> **TASK**
Every record needs to be set down again without a single difference.

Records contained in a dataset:
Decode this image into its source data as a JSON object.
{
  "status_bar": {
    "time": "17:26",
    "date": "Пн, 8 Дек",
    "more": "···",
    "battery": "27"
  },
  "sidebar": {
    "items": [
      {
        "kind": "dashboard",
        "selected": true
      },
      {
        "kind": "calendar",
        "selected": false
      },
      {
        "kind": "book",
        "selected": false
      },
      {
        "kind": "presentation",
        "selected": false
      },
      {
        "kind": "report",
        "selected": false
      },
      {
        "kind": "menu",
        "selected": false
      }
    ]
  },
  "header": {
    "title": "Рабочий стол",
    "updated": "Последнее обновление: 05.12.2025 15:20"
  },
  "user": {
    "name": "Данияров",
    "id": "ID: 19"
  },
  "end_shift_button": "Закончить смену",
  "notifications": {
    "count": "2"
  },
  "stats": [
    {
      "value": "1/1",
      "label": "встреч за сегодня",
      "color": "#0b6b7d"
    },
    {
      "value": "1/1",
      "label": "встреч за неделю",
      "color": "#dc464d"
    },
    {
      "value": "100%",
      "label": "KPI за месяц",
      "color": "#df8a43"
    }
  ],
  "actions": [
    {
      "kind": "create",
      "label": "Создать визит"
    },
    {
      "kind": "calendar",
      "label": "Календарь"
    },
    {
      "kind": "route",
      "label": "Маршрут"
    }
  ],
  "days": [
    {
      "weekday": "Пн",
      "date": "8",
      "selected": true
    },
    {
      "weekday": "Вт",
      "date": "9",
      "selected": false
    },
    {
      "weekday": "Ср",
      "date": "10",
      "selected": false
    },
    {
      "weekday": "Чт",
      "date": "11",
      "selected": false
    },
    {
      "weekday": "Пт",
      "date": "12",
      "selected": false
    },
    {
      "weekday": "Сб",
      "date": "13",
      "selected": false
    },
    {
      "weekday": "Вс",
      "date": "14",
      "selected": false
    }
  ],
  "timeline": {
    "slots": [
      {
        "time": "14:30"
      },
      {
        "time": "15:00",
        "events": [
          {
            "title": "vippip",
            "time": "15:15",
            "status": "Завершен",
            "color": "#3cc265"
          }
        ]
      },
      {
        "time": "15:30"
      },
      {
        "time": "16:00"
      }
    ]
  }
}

> **RESULT OF THE TASK**
Decode this image into its source data as a JSON object.
{
  "status_bar": {
    "time": "17:26",
    "date": "Пн, 8 Дек",
    "more": "···",
    "battery": "27"
  },
  "sidebar": {
    "items": [
      {
        "kind": "dashboard",
        "selected": true
      },
      {
        "kind": "calendar",
        "selected": false
      },
      {
        "kind": "book",
        "selected": false
      },
      {
        "kind": "presentation",
        "selected": false
      },
      {
        "kind": "report",
        "selected": false
      },
      {
        "kind": "menu",
        "selected": false
      }
    ]
  },
  "header": {
    "title": "Рабочий стол",
    "updated": "Последнее обновление: 05.12.2025 15:20"
  },
  "user": {
    "name": "Данияров",
    "id": "ID: 19"
  },
  "end_shift_button": "Закончить смену",
  "notifications": {
    "count": "2"
  },
  "stats": [
    {
      "value": "1/1",
      "label": "встреч за сегодня",
      "color": "#0b6b7d"
    },
    {
      "value": "1/1",
      "label": "встреч за неделю",
      "color": "#dc464d"
    },
    {
      "value": "100%",
      "label": "KPI за месяц",
      "color": "#df8a43"
    }
  ],
  "actions": [
    {
      "kind": "create",
      "label": "Создать визит"
    },
    {
      "kind": "calendar",
      "label": "Календарь"
    },
    {
      "kind": "route",
      "label": "Маршрут"
    }
  ],
  "days": [
    {
      "weekday": "Пн",
      "date": "8",
      "selected": true
    },
    {
      "weekday": "Вт",
      "date": "9",
      "selected": false
    },
    {
      "weekday": "Ср",
      "date": "10",
      "selected": false
    },
    {
      "weekday": "Чт",
      "date": "11",
      "selected": false
    },
    {
      "weekday": "Пт",
      "date": "12",
      "selected": false
    },
    {
      "weekday": "Сб",
      "date": "13",
      "selected": false
    },
    {
      "weekday": "Вс",
      "date": "14",
      "selected": false
    }
  ],
  "timeline": {
    "slots": [
      {
        "time": "14:30"
      },
      {
        "time": "15:00",
        "events": [
          {
            "title": "vippip",
            "time": "15:15",
            "status": "Завершен",
            "color": "#3cc265"
          }
        ]
      },
      {
        "time": "15:30"
      },
      {
        "time": "16:00"
      }
    ]
  }
}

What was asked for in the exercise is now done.